** Opening Data provided block **

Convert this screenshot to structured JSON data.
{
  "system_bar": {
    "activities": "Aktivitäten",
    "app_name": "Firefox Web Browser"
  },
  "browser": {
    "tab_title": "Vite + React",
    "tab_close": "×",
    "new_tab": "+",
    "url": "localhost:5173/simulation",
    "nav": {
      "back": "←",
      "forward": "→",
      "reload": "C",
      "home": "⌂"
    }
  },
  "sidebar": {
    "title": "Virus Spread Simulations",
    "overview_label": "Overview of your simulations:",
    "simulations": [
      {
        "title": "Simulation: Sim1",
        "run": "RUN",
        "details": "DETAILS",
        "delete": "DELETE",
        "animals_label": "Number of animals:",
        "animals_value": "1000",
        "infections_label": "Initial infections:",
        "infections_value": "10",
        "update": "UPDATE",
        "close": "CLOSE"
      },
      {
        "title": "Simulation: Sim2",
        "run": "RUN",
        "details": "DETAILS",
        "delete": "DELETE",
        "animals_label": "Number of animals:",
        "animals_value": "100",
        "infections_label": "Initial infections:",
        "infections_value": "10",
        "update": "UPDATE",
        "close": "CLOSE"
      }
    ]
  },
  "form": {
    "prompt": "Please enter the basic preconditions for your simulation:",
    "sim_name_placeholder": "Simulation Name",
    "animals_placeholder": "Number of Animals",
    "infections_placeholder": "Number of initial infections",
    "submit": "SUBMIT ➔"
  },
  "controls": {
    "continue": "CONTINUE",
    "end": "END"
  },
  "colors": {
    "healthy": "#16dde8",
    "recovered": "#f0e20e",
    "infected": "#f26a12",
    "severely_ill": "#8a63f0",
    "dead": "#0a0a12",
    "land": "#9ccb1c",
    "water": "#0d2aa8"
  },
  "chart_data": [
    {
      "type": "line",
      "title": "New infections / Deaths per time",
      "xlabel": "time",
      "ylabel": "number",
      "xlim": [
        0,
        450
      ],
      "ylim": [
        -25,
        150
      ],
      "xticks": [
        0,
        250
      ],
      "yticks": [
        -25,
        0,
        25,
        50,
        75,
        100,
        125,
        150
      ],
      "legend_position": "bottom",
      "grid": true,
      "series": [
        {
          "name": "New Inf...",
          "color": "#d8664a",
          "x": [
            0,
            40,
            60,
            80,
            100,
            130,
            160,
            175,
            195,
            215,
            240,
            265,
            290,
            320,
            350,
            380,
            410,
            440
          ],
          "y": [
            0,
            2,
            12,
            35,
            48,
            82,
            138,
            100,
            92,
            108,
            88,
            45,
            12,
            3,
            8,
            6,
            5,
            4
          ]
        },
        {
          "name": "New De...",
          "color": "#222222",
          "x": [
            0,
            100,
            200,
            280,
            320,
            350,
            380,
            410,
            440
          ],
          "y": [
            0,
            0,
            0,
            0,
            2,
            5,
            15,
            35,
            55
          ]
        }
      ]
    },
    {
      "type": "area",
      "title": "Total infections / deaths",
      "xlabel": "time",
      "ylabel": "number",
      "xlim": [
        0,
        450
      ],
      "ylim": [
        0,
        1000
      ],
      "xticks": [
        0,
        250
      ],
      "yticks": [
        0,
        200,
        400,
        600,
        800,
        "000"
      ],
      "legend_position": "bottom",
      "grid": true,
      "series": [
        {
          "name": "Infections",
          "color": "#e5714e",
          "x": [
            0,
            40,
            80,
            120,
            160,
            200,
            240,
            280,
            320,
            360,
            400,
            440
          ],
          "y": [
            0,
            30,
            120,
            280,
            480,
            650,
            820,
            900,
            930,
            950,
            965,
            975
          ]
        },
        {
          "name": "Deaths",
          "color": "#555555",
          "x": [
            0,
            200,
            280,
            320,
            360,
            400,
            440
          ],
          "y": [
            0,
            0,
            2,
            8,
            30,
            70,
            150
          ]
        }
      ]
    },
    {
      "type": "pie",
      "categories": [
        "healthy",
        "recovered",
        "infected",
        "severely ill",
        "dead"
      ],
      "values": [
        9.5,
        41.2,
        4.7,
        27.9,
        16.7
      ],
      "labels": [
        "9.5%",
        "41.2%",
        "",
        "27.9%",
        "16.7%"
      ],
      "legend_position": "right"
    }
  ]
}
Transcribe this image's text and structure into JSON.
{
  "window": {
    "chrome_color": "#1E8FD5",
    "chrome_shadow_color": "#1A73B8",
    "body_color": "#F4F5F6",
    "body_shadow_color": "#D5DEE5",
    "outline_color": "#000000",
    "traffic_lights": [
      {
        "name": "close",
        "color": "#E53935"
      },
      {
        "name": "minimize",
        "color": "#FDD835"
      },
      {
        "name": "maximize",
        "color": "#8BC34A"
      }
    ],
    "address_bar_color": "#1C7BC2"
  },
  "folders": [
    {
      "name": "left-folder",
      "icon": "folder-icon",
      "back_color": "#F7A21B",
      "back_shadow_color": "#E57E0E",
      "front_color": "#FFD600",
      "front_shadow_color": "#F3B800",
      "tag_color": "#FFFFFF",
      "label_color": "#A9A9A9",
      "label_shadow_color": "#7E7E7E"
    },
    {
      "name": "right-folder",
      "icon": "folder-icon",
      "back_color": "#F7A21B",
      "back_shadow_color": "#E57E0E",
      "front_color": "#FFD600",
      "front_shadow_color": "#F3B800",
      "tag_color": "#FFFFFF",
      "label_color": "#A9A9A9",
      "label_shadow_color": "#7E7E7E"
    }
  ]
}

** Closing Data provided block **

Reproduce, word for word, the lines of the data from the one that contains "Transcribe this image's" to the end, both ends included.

> [Answer for the task]
Transcribe this image's text and structure into JSON.
{
  "window": {
    "chrome_color": "#1E8FD5",
    "chrome_shadow_color": "#1A73B8",
    "body_color": "#F4F5F6",
    "body_shadow_color": "#D5DEE5",
    "outline_color": "#000000",
    "traffic_lights": [
      {
        "name": "close",
        "color": "#E53935"
      },
      {
        "name": "minimize",
        "color": "#FDD835"
      },
      {
        "name": "maximize",
        "color": "#8BC34A"
      }
    ],
    "address_bar_color": "#1C7BC2"
  },
  "folders": [
    {
      "name": "left-folder",
      "icon": "folder-icon",
      "back_color": "#F7A21B",
      "back_shadow_color": "#E57E0E",
      "front_color": "#FFD600",
      "front_shadow_color": "#F3B800",
      "tag_color": "#FFFFFF",
      "label_color": "#A9A9A9",
      "label_shadow_color": "#7E7E7E"
    },
    {
      "name": "right-folder",
      "icon": "folder-icon",
      "back_color": "#F7A21B",
      "back_shadow_color": "#E57E0E",
      "front_color": "#FFD600",
      "front_shadow_color": "#F3B800",
      "tag_color": "#FFFFFF",
      "label_color": "#A9A9A9",
      "label_shadow_color": "#7E7E7E"
    }
  ]
}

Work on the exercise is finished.